Anyone eligible for Medicare should know that open enrollment starts on October 15th this year and ends December 7th.  This is a critical period because this is the time when you can change your Medicare coverage without incurring penalties or additional fees.
Before this enrollment period starts, make sure to reassess your current Medicare plan and consider potential options if you intend to modify your health insurance plans. Below we’ll share some of the basics about Medicare that everyone should know about before signing-up or switching plans.
Am I Eligible for Medicare?
In most situations, you will be covered by Medicare automatically once your turn 65, as long as you’ve paid taxes for Medicare for no less than ten years. Younger people with disabilities or End-Stage Renal Disease are also covered.  While Part A is free, any other parts demand an additional monthly premium.
How Does Medicare Coverage Work?
Medicare coverage is split into four different parts with different benefits. Whether you’re signing up for the first time or making changes to an existing Medicare plan, you must review the available parts before making a decision. Here are the four different available parts for Medicare:
Most people get Part A coverage automatically once reaching 65. This part offers inpatient hospital care in several different hospitals, including mental and critical-access hospitals. Moreover, you get access to nursing services, semi-private accommodation, necessary medications, meals, medical social services, physical therapy, and home care.
This form of Medicare plan offers coverage for outpatient care, ambulances, preventive care, prescribed medical equipment, rehabilitative services, and home health services. If you’re eligible for Part A, you also qualify for Part B, but it comes with a monthly premium which is taken from your Social Security benefits. Also, keep in mind that you may be eligible for Plan B coverage under certain criteria even if you don’t qualify for a Part A plan.
If Medicare Part A and B don’t cover your prescription drugs, then the optional Part D might be the solution for you. Part D coverage is available with a Medicare Advantage plan covering Parts A and B. Another way to get access is to sign-up for a regional Part D plan. Adding a Part D is best done during the open enrollment period that starts in October of each year.
Medigap or Part G plans are like the older Part C and F plans that are currently available only for those who sign up for Medicare before January 1st, 2020. Part G plan holders pay a monthly fee, so the plan resembles common health insurance plans. With Part G plans, you get original Medicare Parts A and B coverage and additional coverage. Private insurance companies handle these plans, while HMOs (health maintenance organizations) and PPOs (preferred provider organizations administer them.

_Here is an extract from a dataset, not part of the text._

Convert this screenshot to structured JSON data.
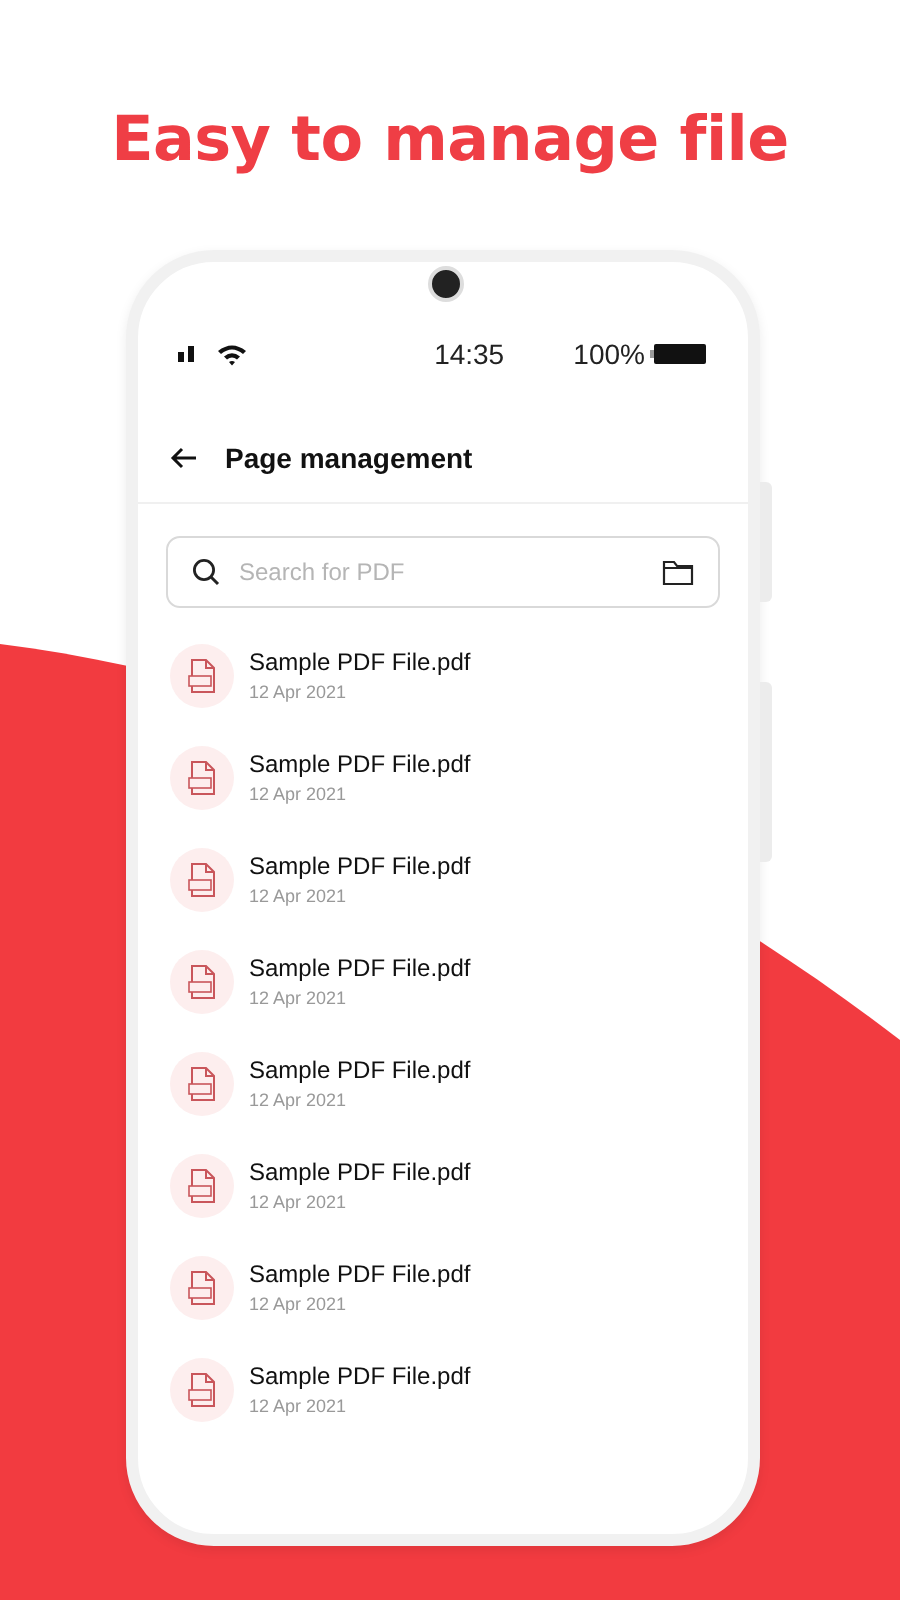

How Can I Change My Medicare Coverage?
Original Medicare Parts A and B care available through the federal government. A supplemental plan or a Part G plan is available through private insurance companies. Leaving Medicare or switching from private to Medicare requires that you contact your current private insurance company. To cancel plans, notify a representative and they’ll handle the rest.
Should I Get Supplemental Insurance?
Medicare is a blessing for many people, but it doesn’t cover everything all the time. So, if you want full coverage while avoiding additional costs, you should consider a supplemental policy with a cap on out-of-pocket expenses.
Keep Track of These Important Dates
The Medicare open enrollment period lasts for three months, from October 15th to December 7th. This is the ideal time to switch Medicare plans or make changes to Part D plans. Those who miss this period can switch from Medigap to an original Medicare plan from January 1st to February 14th and have the limit to sign up for a Part D prescription drug plan. Finally, you can also sign up for Medicare after being eligible from January 1st to March 31st, but often with a penalty.